Norwegian confectioner improves safety and efficiency
Automatic bulk bag discharger saves on labor costs while overcoming horizontal and vertical space constraints.
Norway’s leading supplier of candy, Nidar AS, manufactures 150 products under 35 brands on 10 production lines. Built in 1950, the company’s plant has been periodically updated with newer bulk handling equipment to improve productivity and working conditions. The five-level plant has been extended six times to accommodate growth in production, but due to the building’s design, the space presents challenges for the company. “As with most old buildings, the original layout has not always been optimal for modern production,” explains Tor Ove Kvingedal, one of Nidar’s three maintenance engineers.
Tight places make gravity feeding of materials impossible in some sections of the plant. In these areas, bulk materials are transferred using bulk bag dischargers, flexible screw conveyors, rigid augers and pneumatic conveyors. These pieces of equipment not only reduce manual labor and contain dust, they also fit in the allotted space.
Ingredients such as milk powder, sugar and starch arrive in 1.2-ton bulk bags. A number of bulk bag discharge stations are dedicated to unloading them, including six supplied by Flexicon Ltd. The newest bulk bag discharger is a twin half-frame unit that handles two types of starch in a small space on the plant’s fourth floor. Previously, operators carried 55-lb. bags of starch from the third to the fourth floor where it was dumped into two large vessels, each holding 440 to 660 lb. Thirty-two bags were handled manually each eight-hour day.

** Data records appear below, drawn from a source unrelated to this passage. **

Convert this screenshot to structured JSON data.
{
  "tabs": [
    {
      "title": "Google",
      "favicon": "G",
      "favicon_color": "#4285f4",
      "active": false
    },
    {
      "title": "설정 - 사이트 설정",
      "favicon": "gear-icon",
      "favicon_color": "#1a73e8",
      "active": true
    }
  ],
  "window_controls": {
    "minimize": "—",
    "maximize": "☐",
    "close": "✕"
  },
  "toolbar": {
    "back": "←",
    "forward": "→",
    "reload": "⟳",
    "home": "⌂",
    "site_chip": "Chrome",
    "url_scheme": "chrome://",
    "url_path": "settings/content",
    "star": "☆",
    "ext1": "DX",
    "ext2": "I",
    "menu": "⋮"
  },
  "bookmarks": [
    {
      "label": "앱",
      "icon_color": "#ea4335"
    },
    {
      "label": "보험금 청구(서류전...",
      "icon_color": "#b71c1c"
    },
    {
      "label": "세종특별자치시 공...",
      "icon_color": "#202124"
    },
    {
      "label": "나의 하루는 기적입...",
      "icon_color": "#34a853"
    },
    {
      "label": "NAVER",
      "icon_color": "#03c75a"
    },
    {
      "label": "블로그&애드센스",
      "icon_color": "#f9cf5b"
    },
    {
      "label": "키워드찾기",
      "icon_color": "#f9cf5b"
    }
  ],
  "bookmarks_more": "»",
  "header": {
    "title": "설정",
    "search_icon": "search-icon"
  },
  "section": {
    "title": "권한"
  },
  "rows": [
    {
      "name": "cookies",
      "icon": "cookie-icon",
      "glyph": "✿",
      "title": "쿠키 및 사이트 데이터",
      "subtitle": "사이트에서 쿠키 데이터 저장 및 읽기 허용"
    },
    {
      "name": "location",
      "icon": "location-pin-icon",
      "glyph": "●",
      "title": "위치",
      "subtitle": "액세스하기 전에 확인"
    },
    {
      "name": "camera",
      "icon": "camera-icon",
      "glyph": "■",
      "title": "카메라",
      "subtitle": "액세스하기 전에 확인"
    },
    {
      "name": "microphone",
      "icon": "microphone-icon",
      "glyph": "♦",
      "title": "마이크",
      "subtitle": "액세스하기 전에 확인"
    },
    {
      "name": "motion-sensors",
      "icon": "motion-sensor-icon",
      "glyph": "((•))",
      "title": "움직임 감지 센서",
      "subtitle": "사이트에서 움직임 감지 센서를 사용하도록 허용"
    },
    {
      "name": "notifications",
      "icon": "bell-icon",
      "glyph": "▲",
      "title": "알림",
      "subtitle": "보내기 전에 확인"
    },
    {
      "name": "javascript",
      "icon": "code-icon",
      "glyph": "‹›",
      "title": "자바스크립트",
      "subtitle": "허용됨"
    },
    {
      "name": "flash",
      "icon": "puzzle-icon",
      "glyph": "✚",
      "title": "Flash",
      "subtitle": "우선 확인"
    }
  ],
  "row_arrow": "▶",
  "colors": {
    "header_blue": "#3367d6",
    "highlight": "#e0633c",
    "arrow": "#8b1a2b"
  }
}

“The operators were climbing stairs numerous times every day to keep the vessels filled,” says Kvingedal. He adds unloading the bags of starch by hand was hard work and dusty too. “Starch dust is not harmful, but it can be very sticky.”
The starch powder flowed by gravity from two large vessels through a pair of knife gate valves and 6-in. diameter steel chutes. The large vessels could not be replaced with two separate bulk bag dischargers because the distance between the discharger outlets would have exceeded the distance between the existing chutes. Also, the ceiling is less than 15-ft. high, which does not provide enough headroom above the units to use a forklift for loading and removing bulk bags.

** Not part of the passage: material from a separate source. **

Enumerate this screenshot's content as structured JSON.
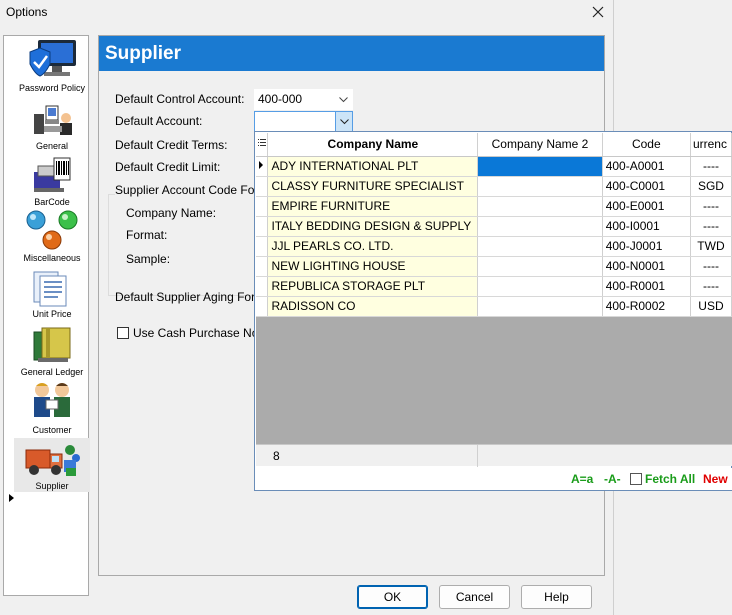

To surmount both problems, a Flexicon Bulk-Out BFH-C-X 4-ft. high, twin half-frame bulk bag discharger was installed. The unit discharges through two outlets spaced closely enough to avoid relocating the knife gate valves and chutes, while the low profile design allows suspension of bulk bags from a hoist, saving 4 in. of headroom. The discharger holds two bulk bags side-by-side that provide enough starch to keep the line running for two or more days.
Removing the original tanks and installing the twin half-frame discharger above the chutes was straightforward, says Kvingedal. Only a compressed air supply is required to power the unit.

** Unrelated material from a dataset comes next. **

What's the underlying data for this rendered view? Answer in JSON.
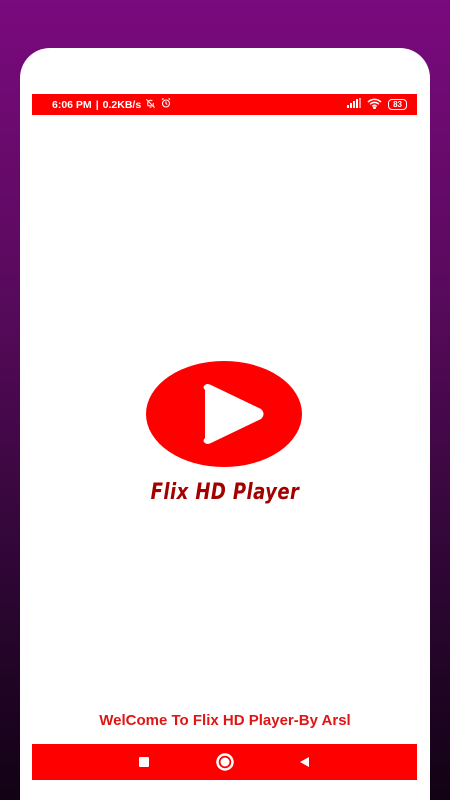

“We installed the discharger in two days,” he remembers. “A local company provided the hoist. It was critical to have the equipment installed quickly, because starch is a key ingredient on this production line.”
Once a bag is hoisted into position, an operator pulls the bag spout over a clamp ring to create a secure, dust-tight connection between the clean side of the bag spout and the clean side of a telescoping tube. Nidar considered installing extraction fans, but decided they were unnecessary since the discharger’s bag spout interface contains the dust.
As the bag empties and elongates, the telescoping tube maintains constant downward tension, promoting complete discharge. Additional support of flow through the spout is provided by the bag activators that raise opposite bottom sides of the bag into a steep “V” shape.
After descending through the telescoping tube, the starch passes through the knife gate valve and then through one of the two vertical chutes to a weighing station on the second floor. A horizontally oriented 6.7-in. diameter auger on the third floor can run in either direction, so each discharger can supply either of the two weighing stations that send the signals to open or close the knife gate valves.
“The twin half-frame bulk bag discharger is easy to keep clean using compressed air or a damp rag, and maintenance needs are very low,” says Kvingedal. “It reduces manual effort, contains dust and improves the working environment.”